The Fidelity Investments logo. Brand awareness is worth a lot, one analytics firm says.
Consumers shop around for plane tickets, for shoes, and even for more substantial commitments, like credit cards. When it comes to wealth managers though, they stick with the tried-and-true. That means the mightiest firms have an edge that makes it hard for smaller or lesser-known companies to compete.
Those insights come from a report by Cerulli Associates. Investors who have a relationship with a wealth manager usually report being satisfied with that company, Cerulli notes, and the process of vetting and hiring a new one may seem daunting.
“Investors seeking a new provider usually do so after a major event— frequently a change in employment status or a perceived critical failure by the current provider,” the firm said in its fourth quarter retail investor report. “With no comprehensive objective guide to the hundreds of wealth management providers available to them, investors most often turn to two options: recommendations of friends and family or those firms which come to mind first when they think of competitors in the space.”
That makes what Cerulli calls “brand equity” all the more critical.
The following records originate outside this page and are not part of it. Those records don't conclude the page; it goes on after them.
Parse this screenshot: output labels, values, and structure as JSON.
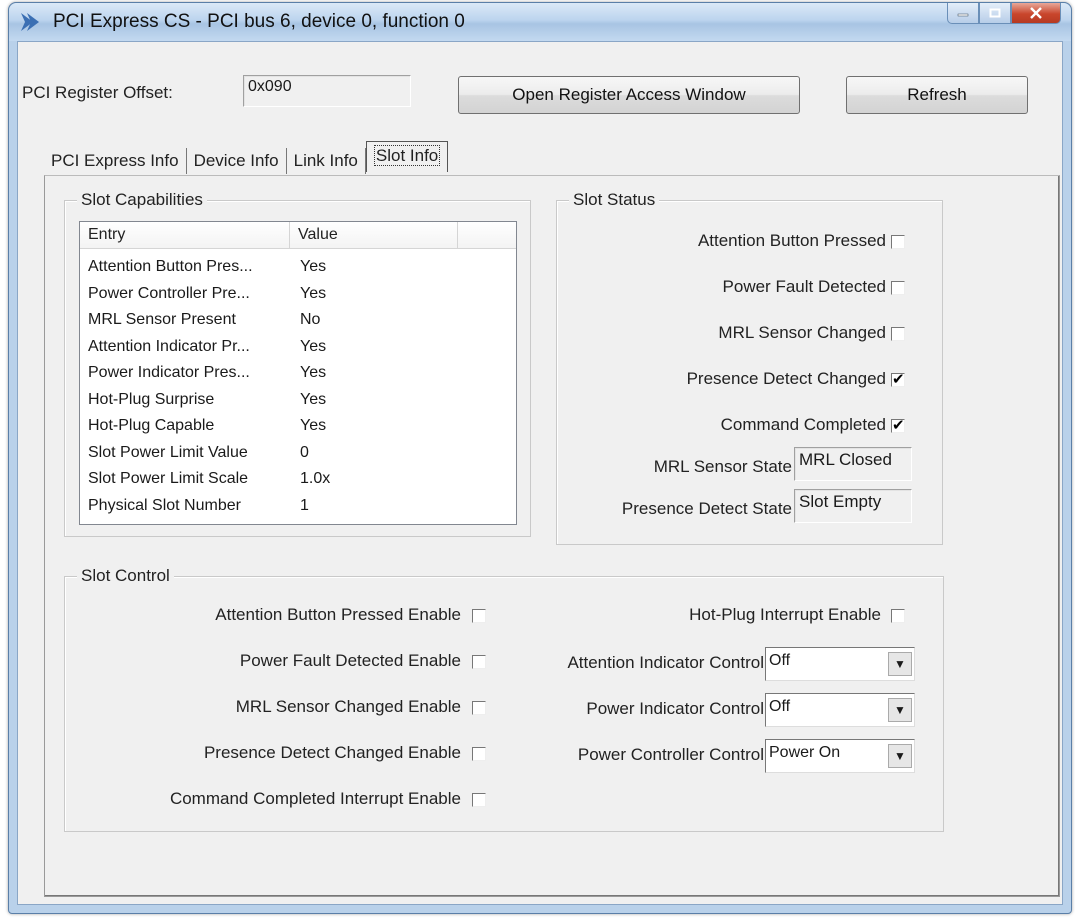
{
  "window": {
    "title": "PCI Express CS - PCI bus 6, device 0, function 0",
    "app_icon": "chevron-arrow-icon"
  },
  "toolbar": {
    "offset_label": "PCI Register Offset:",
    "offset_value": "0x090",
    "open_register_label": "Open Register Access Window",
    "refresh_label": "Refresh"
  },
  "tabs": [
    {
      "label": "PCI Express Info",
      "active": false
    },
    {
      "label": "Device Info",
      "active": false
    },
    {
      "label": "Link Info",
      "active": false
    },
    {
      "label": "Slot Info",
      "active": true
    }
  ],
  "slot_capabilities": {
    "title": "Slot Capabilities",
    "columns": [
      "Entry",
      "Value"
    ],
    "rows": [
      {
        "entry": "Attention Button Pres...",
        "value": "Yes"
      },
      {
        "entry": "Power Controller Pre...",
        "value": "Yes"
      },
      {
        "entry": "MRL Sensor Present",
        "value": "No"
      },
      {
        "entry": "Attention Indicator Pr...",
        "value": "Yes"
      },
      {
        "entry": "Power Indicator Pres...",
        "value": "Yes"
      },
      {
        "entry": "Hot-Plug Surprise",
        "value": "Yes"
      },
      {
        "entry": "Hot-Plug Capable",
        "value": "Yes"
      },
      {
        "entry": "Slot Power Limit Value",
        "value": "0"
      },
      {
        "entry": "Slot Power Limit Scale",
        "value": "1.0x"
      },
      {
        "entry": "Physical Slot Number",
        "value": "1"
      }
    ]
  },
  "slot_status": {
    "title": "Slot Status",
    "checks": [
      {
        "label": "Attention Button Pressed",
        "checked": false
      },
      {
        "label": "Power Fault Detected",
        "checked": false
      },
      {
        "label": "MRL Sensor Changed",
        "checked": false
      },
      {
        "label": "Presence Detect Changed",
        "checked": true
      },
      {
        "label": "Command Completed",
        "checked": true
      }
    ],
    "mrl_state_label": "MRL Sensor State",
    "mrl_state_value": "MRL Closed",
    "presence_state_label": "Presence Detect State",
    "presence_state_value": "Slot Empty"
  },
  "slot_control": {
    "title": "Slot Control",
    "left_checks": [
      {
        "label": "Attention Button Pressed Enable",
        "checked": false
      },
      {
        "label": "Power Fault Detected Enable",
        "checked": false
      },
      {
        "label": "MRL Sensor Changed Enable",
        "checked": false
      },
      {
        "label": "Presence Detect Changed Enable",
        "checked": false
      },
      {
        "label": "Command Completed Interrupt Enable",
        "checked": false
      }
    ],
    "hotplug_label": "Hot-Plug Interrupt Enable",
    "hotplug_checked": false,
    "combos": [
      {
        "label": "Attention Indicator Control",
        "value": "Off"
      },
      {
        "label": "Power Indicator Control",
        "value": "Off"
      },
      {
        "label": "Power Controller Control",
        "value": "Power On"
      }
    ]
  },
  "colors": {
    "window_frame": "#b9d1ea",
    "client_bg": "#f0f0f0",
    "close_button": "#c9462c"
  }
}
In fact, respondents to a survey commissioned by Cerulli were relatively unable to recall the brand names of wealth managers unaided, though when prompted with specific names, they do better.
In both categories, Fidelity Investments dominates. Half of all respondents were able to call to mind the brand name unaided, and 88% recognized it when prompted. “The firm’s extensive advertising, combined with its presence as retirement plan provider for millions of participants, have combined to make it the most formidable brand in the wealth management segment,” Cerulli explains.
Charles Schwab is right behind, with 87% of respondents recalling the name when prompted, but only 33% offering it unaided.
Vanguard comes third, with only 23% of investors aware of it on their own, but an 80% awareness level when prompted. For one of the pioneers of the lowest-fee investing possible, that isn’t necessarily a bad thing, Cerulli notes: “By opting out of the more active marketing options used by Fidelity and Schwab, Vanguard consigns itself to a somewhat reduced awareness level, but this has little downside for the firm as it has been awash in inflows in recent years.”
In a series of follow-up questions — how trustworthy is the wealth manager? does it offer investment advice tailored to the needs of the consumer? — respondents ranked the various companies in the same order as their overall brand awareness, reinforcing Cerulli’s premise that name recognition counts for a lot.
People usually recommend most highly the wealth managers they invest with.
One exception: respondents do rank Vanguard first when answering which firm “has some of the lowest fees in the industry.” Yet even if Vanguard was one of the earliest leaders in the low-fee revolution, nearly all the big wealth managers in Cerulli’s survey have been engaged in aggressive cost-cutting.